The California teachers pension fund's lawsuit, filed in the Court of Chancery in Delaware, alleges that two Wal-Mart executives engaged in opportunistic stock trades between the time the newspaper originally inquired about the story in December 2011 and when publication occurred last month.
The pension fund, which goes by the initials CalSTRS, "believes Wal-Mart's board is dominated by directors beholden to the Walton family rather than shareholders," the fund's governing board said in a statement.
"By utilizing the derivative action, CalSTRS is seeking to remedy the damages sustained by Wal-Mart as a result of alleged gross misconduct by Wal-Mart's executive officers and directors," CalSTRS Chief Executive Officer Jack Ehnes said in a statement. "The focus of this action, unprecedented in CalSTRS history, is corporate governance reform to ensure that similar misconduct is not repeated in the future."
A Wal-Mart spokesman said Friday that the firm is studying the lawsuit.
"We take our responsibility to our shareholders very seriously," spokesman Greg Rossiter said in an e-mail to CNN. "We are reviewing the lawsuit closely and are thoroughly investigating the issues that have been raised."
In response to the newspaper report, another Wal-Mart spokesman said the company has taken a number of steps in Mexico to strengthen its compliance with the U.S. Foreign Corrupt Practices Act.
The Times story alleges that executives at Wal-Mart headquarters -- including former CEO H. Lee Scott -- were more concerned about damage control from the matter than about correcting the situation.
The allegations date back to 2005, when a former Wal-Mart de Mexico executive supposedly e-mailed one of Wal-Mart's senior lawyers, spelling out how the company had paid more than $24 million in bribes to secure construction permits throughout Mexico.
According to the Times, Wal-Mart acted on the information by swiftly conducting its own investigation -- and then just as swiftly moving to conceal it from U.S. and Mexican authorities.
"We are working hard to understand what occurred in Bentonville more than six years ago and are committed to conducting a complete investigation before forming conclusions," David Tovar, Wal-Mart's vice president of corporate communications, said last month.
He added that Wal-Mart has already met with the U.S. Department of Justice and the Securities and Exchange Commission, and that it disclosed the investigation to shareholders in a regulatory filing in December.
The California pension fund's lawsuit says Wal-Mart's alleged "rampant corruption" at its largest foreign subsidiary exposes the company to "potentially hundreds of millions of dollars of liability" for violating the federal law against foreign corruption.
"The significance of the Wal-Mex expansion to Wal-Mart cannot be understated: currently, approximately 20 percent of Wal-Mart's stores (out of more than 10,000 worldwide) are located in Mexico," the lawsuit says.
Wal-Mart's corporate investigators "tracked some $24 million in bribes paid to secure permits and clear away red tape, permitting the rapid expansion of Wal-Mart stores in Mexico," the lawsuit says. "Even worse, they confirmed that the CEO of Wal-Mex, Eduardo Castro-Wright, had approved of the payment of bribes as a business practice, to speed Wal-Mart's entry into the Mexican market and choke out the competition before it had time to establish a foothold."
Castro-Wright has not been disciplined, and his role remains unclear, according to the Times.
Castro-Wright was a popular figure within Wal-Mart, and hailed for his success at Wal-Mart de Mexico, according to the Times.
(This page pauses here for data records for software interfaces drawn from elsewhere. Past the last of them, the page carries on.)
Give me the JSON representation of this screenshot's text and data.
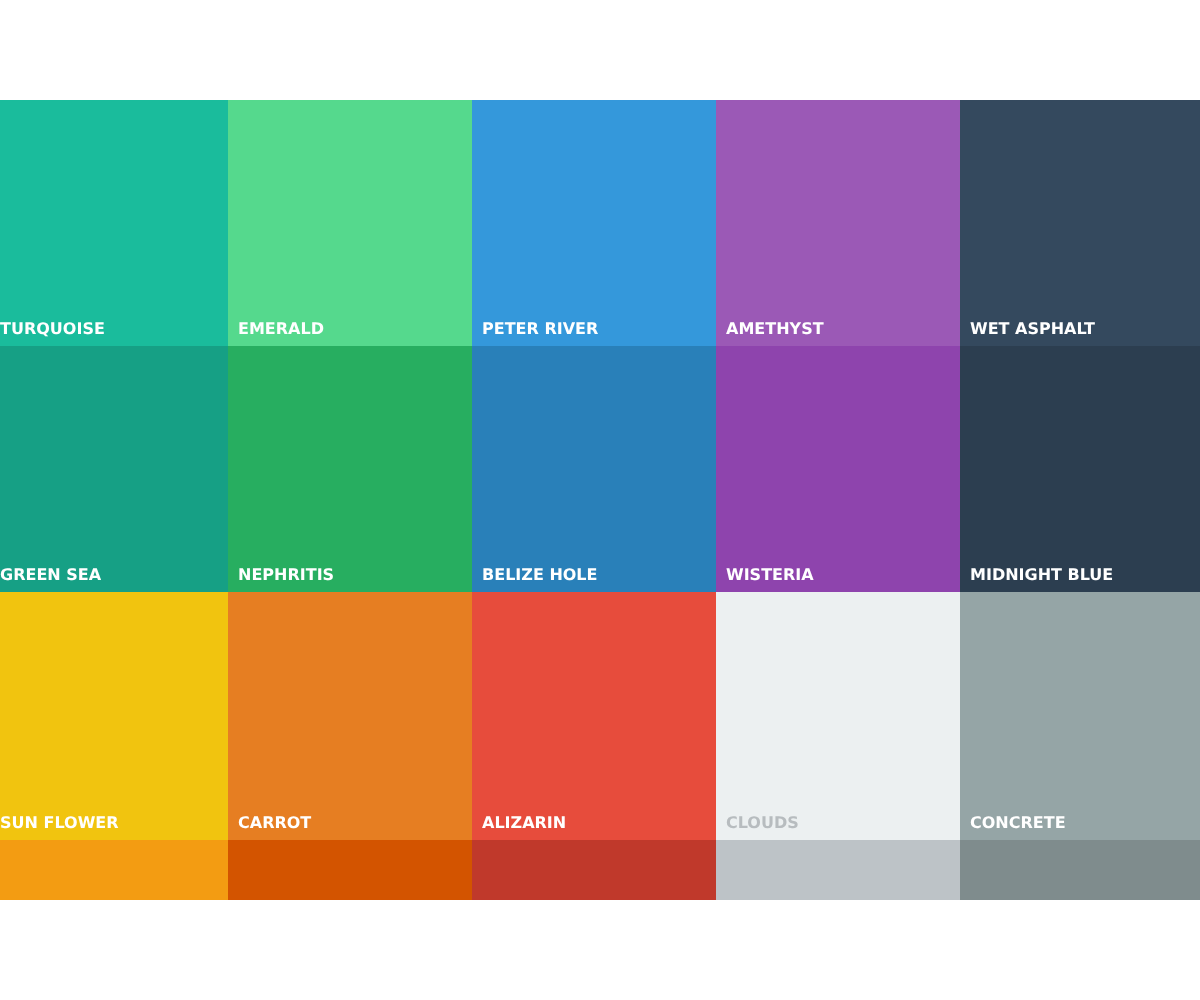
{
  "palette": {
    "rows": [
      {
        "swatches": [
          {
            "name": "TURQUOISE",
            "color": "#1abc9c"
          },
          {
            "name": "EMERALD",
            "color": "#55d98d"
          },
          {
            "name": "PETER RIVER",
            "color": "#3498db"
          },
          {
            "name": "AMETHYST",
            "color": "#9b59b6"
          },
          {
            "name": "WET ASPHALT",
            "color": "#34495e"
          }
        ]
      },
      {
        "swatches": [
          {
            "name": "GREEN SEA",
            "color": "#16a085"
          },
          {
            "name": "NEPHRITIS",
            "color": "#27ae60"
          },
          {
            "name": "BELIZE HOLE",
            "color": "#2980b9"
          },
          {
            "name": "WISTERIA",
            "color": "#8e44ad"
          },
          {
            "name": "MIDNIGHT BLUE",
            "color": "#2c3e50"
          }
        ]
      },
      {
        "swatches": [
          {
            "name": "SUN FLOWER",
            "color": "#f1c40f"
          },
          {
            "name": "CARROT",
            "color": "#e67e22"
          },
          {
            "name": "ALIZARIN",
            "color": "#e74c3c"
          },
          {
            "name": "CLOUDS",
            "color": "#ecf0f1"
          },
          {
            "name": "CONCRETE",
            "color": "#95a5a6"
          }
        ]
      },
      {
        "swatches": [
          {
            "color": "#f39c12"
          },
          {
            "color": "#d35400"
          },
          {
            "color": "#c0392b"
          },
          {
            "color": "#bdc3c7"
          },
          {
            "color": "#7f8c8d"
          }
        ]
      }
    ]
  }
}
Under his leadership, Wal-Mart de Mexico's net sales grew by 25%, according to a 2005 annual report. Castro-Wright was promoted to chief operating officer of Wal-Mart USA in 2004, quickly moving up to become CEO of the U.S. division a year later. In 2008, he was promoted to vice chairman.
Along with its joint venture partner, Wal-Mart owns 2,099 stores in Mexico, including 213 Walmart Supercenters and 126 Sam's Clubs. Wal-Mart employs nearly 190,000 associates in the country, according to its website.